The National Aquarium said Thursday that it is moving forward with a plan to relocate its animal care and rescue center from Fells Point to a recently acquired property in Jonestown.
The aquarium purchased the building at 901 E. Fayette St. last month for $4.25 million, according to land records. Renovation of the roughly 50,000-square-foot property is expected to take 18 months, with a 2018 move-in date, the aquarium said.
The move will create a vacancy at the waterfront property in Fells Point, where the nonprofit has been leasing space for 22 years. It also introduces one of Baltimore's landmark institutions into a neighborhood east of downtown and north of Harbor East where many hope to see revitalization.
"The new center will add to the rich array of important cultural and historic institutions in the neighborhood," Joseph M. Cronyn, a member of the Jonestown Planning Council, said in the aquarium's release.
The plans for Jonestown represent a twist on an idea the aquarium first discussed more than a decade ago, when it proposed a new facility as the focal point of an ambitious $110 million redevelopment in Port Covington. The nonprofit purchased about 20 acres from the city in early 2007 and embarked on an environmental cleanup that eventually resulted in West Covington Park, which opened to the public last year.
But other aspects of the plans evolved. Months after buying the Port Covington land, the aquarium sold part of it, acquired from the city for $89,000, at a large markup to a development company associated with Patrick Turner. Turner did not do anything with the parcel, which is now part of Under Armour CEO Kevin Plank's holdings in South Baltimore, where his real estate firm is planning a multibillion-dollar redevelopment.
Citing the economic downturn, the aquarium had shelved plans for the $27 million animal care and rescue center.
The lease on the current building, located on Wolfe Street between Aliceanna and Lancaster streets, is nearing an end, aquarium representatives said. The institution considered other options, but "these either weren't feasible or didn't align closely enough with our vision," Kate Rowe, media relations manager for the National Aquarium, wrote in an email.

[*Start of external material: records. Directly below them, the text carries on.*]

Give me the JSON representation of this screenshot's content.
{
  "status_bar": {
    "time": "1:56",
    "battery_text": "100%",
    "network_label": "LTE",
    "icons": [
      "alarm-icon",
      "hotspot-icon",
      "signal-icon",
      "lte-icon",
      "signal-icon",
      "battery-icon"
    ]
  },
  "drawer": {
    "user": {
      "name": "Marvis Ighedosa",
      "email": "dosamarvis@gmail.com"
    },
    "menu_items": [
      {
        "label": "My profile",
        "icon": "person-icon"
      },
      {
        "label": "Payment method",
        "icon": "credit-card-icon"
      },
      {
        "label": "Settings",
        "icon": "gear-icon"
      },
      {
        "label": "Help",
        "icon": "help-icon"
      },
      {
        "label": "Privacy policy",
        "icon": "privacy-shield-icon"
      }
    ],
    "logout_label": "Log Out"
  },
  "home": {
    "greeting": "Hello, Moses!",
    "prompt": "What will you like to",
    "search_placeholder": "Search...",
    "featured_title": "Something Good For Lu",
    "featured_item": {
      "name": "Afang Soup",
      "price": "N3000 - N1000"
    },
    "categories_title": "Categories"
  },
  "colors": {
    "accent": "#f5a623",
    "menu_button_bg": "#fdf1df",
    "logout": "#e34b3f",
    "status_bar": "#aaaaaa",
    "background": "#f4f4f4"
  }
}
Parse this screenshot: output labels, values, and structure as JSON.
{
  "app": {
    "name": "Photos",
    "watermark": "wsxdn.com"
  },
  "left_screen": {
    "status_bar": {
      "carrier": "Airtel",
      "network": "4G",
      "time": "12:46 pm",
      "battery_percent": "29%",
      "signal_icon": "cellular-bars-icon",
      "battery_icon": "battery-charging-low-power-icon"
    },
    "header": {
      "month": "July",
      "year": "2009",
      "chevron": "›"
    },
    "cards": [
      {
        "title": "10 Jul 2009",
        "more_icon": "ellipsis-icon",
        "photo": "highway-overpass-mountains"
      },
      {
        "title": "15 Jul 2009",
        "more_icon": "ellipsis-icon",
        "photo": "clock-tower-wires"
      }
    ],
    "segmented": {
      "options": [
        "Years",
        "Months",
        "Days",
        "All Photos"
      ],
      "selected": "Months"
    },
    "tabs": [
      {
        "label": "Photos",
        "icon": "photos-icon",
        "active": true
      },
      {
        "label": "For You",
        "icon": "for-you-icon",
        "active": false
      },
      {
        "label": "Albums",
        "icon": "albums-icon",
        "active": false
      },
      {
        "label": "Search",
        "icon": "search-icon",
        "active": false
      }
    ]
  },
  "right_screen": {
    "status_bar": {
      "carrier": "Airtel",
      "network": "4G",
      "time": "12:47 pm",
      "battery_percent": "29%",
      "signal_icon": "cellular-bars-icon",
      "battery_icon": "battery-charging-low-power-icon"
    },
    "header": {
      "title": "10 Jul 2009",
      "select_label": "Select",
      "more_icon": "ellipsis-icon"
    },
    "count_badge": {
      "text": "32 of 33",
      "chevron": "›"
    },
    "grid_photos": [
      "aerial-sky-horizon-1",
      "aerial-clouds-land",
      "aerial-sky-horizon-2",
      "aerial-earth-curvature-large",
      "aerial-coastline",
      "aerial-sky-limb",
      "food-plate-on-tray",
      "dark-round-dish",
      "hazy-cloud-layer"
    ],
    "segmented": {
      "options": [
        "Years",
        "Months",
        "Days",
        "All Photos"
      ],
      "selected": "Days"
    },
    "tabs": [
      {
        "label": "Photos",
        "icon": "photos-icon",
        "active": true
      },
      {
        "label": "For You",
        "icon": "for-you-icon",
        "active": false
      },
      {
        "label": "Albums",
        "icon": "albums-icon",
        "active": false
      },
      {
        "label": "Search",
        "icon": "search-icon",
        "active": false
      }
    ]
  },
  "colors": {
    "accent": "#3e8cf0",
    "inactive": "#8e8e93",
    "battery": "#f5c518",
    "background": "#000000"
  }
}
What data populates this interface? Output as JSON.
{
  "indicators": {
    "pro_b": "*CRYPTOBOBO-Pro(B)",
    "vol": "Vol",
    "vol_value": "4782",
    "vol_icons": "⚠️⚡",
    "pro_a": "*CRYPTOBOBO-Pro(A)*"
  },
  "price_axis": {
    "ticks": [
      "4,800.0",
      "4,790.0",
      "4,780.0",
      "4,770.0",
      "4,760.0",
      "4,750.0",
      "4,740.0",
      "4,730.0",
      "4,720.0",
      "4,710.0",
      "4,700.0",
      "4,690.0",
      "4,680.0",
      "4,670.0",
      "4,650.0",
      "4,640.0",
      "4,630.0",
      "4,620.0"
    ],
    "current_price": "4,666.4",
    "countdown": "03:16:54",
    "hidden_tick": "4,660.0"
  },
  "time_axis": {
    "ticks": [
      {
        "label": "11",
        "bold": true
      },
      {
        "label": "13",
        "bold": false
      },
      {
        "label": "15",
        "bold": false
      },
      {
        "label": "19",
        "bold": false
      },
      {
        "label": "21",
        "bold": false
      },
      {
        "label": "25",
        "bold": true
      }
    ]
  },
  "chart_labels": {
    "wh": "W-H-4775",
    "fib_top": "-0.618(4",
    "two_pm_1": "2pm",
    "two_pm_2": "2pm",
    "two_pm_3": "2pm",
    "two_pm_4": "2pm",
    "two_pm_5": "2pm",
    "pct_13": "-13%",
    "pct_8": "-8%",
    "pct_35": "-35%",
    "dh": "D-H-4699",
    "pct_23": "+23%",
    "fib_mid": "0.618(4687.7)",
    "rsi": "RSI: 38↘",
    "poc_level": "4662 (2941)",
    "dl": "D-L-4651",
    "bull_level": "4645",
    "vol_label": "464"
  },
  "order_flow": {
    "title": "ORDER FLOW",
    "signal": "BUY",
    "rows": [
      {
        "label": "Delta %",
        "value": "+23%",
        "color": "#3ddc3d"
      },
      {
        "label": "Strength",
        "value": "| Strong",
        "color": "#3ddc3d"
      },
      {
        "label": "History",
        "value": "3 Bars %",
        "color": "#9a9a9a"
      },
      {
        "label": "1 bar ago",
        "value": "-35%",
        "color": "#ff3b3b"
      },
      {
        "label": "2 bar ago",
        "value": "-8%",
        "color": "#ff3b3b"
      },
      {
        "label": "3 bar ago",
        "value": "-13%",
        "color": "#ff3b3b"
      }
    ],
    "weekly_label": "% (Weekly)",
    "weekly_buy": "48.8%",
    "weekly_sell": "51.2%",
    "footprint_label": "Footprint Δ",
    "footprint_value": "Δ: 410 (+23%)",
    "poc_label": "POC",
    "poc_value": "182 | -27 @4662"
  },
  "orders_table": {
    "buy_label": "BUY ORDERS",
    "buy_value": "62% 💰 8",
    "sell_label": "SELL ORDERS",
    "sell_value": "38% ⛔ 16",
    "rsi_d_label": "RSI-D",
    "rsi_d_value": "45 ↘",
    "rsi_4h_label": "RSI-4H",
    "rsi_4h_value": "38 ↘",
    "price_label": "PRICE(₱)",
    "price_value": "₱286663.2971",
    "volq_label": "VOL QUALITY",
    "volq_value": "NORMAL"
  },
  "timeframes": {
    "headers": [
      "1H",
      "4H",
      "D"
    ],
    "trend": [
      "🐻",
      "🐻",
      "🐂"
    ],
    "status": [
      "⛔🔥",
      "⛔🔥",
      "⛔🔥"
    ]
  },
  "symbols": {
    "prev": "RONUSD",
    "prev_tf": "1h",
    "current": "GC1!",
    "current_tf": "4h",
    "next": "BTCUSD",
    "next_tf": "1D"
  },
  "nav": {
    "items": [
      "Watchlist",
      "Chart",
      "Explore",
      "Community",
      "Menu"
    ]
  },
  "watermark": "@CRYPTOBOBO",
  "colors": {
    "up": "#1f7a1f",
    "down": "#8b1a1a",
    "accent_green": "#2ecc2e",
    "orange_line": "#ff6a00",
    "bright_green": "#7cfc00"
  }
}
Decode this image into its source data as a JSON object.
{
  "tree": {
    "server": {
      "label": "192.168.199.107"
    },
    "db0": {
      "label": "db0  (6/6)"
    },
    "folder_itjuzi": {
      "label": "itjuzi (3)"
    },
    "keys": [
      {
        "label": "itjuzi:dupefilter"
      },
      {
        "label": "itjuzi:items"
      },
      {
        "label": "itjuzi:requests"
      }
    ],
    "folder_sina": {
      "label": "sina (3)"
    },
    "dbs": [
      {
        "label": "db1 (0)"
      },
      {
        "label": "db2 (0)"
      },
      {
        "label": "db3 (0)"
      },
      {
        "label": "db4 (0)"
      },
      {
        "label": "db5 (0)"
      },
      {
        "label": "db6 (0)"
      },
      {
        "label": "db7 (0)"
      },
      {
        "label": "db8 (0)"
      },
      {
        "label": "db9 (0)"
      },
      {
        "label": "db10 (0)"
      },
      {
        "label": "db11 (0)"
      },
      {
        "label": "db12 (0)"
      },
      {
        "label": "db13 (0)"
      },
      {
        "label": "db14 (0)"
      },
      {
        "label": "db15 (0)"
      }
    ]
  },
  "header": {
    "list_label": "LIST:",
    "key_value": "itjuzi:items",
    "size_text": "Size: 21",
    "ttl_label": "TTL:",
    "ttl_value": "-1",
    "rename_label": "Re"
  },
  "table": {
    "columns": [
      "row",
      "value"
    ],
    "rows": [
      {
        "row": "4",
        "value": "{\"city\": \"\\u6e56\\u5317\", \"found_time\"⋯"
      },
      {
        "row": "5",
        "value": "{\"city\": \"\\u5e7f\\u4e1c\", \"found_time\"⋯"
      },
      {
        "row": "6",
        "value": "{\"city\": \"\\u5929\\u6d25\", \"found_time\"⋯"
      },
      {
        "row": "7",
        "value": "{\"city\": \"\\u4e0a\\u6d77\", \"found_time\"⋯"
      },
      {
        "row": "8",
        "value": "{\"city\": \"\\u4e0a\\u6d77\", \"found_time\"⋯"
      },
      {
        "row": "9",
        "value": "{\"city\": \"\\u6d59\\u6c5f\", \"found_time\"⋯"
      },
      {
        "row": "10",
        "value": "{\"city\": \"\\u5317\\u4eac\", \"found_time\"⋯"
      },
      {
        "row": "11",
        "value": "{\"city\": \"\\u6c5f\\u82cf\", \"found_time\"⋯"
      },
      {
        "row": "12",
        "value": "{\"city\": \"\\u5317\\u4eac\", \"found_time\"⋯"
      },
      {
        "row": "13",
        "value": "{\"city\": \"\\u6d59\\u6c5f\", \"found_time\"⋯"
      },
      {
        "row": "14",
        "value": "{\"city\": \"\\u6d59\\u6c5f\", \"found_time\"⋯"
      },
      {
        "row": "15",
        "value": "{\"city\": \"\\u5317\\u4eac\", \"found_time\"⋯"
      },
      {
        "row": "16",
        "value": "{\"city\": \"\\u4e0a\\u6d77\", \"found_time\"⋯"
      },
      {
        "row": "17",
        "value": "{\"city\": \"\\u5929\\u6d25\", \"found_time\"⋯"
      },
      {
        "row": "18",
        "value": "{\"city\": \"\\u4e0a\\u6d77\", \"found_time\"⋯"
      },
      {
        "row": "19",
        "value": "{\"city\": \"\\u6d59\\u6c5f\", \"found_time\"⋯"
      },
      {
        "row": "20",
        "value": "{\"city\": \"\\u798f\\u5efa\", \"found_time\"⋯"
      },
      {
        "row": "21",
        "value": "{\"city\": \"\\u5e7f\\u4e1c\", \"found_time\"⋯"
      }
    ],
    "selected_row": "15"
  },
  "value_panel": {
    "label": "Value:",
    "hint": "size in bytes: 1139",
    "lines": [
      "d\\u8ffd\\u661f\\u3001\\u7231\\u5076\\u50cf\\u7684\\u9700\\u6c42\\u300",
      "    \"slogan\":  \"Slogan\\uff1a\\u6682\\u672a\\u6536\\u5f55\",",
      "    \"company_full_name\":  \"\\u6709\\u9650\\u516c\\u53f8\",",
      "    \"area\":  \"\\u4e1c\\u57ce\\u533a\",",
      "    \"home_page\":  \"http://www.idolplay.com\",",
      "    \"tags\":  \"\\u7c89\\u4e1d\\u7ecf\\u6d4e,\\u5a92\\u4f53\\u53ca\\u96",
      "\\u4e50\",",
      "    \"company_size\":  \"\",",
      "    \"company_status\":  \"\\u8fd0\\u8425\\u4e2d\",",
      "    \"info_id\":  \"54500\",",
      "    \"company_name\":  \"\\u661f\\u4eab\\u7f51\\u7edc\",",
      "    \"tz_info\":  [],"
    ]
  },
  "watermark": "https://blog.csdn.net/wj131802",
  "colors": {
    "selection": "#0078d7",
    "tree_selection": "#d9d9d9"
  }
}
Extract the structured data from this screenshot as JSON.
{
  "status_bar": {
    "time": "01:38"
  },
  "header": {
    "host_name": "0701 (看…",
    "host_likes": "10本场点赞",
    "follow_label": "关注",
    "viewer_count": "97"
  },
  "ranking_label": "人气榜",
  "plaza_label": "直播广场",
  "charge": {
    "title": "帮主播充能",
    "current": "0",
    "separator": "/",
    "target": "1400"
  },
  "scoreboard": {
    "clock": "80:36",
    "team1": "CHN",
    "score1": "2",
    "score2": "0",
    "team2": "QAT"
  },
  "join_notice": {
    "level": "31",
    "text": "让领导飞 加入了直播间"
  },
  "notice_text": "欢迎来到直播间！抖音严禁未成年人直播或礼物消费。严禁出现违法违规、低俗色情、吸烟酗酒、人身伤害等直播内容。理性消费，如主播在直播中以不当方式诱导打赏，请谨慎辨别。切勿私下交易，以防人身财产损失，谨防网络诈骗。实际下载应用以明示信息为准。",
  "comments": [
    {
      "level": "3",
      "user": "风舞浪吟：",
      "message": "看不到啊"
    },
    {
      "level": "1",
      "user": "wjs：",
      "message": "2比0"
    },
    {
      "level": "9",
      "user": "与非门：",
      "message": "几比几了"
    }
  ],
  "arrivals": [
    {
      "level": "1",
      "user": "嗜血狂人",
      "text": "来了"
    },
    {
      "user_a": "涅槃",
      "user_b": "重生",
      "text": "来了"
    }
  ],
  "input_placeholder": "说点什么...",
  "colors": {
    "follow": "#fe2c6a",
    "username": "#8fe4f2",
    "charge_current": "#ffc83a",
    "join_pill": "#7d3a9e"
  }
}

"The opportunity to purchase a site in Baltimore City, with such close proximity to the aquarium, proved too good to pass up," Rowe said.
The aquarium "has funding plans in place" for the Jonestown facility, according to the news release. Rowe declined to share a cost estimate for the project or say whether money has been committed, saying designs are still in the works.
"Our greatest responsibility at the National Aquarium is to ensure the welfare of the animals in our care," CEO John Racanelli said in a statement. "After 35 years in temporary or rented facilities, we can now create a world-class care center for our animals and take our place as a permanent resident of Baltimore's historic Jonestown community."
The building housing the aquarium's current care center is owned by Elm Street Development, whose portfolio includes the 270-unit Eden apartment building in Harbor East. Russell Dickens, regional partner for the firm, said it knew of the aquarium facility's relocation and has plans for the Fells Point property, but the appropriate person was not available Thursday to discuss them.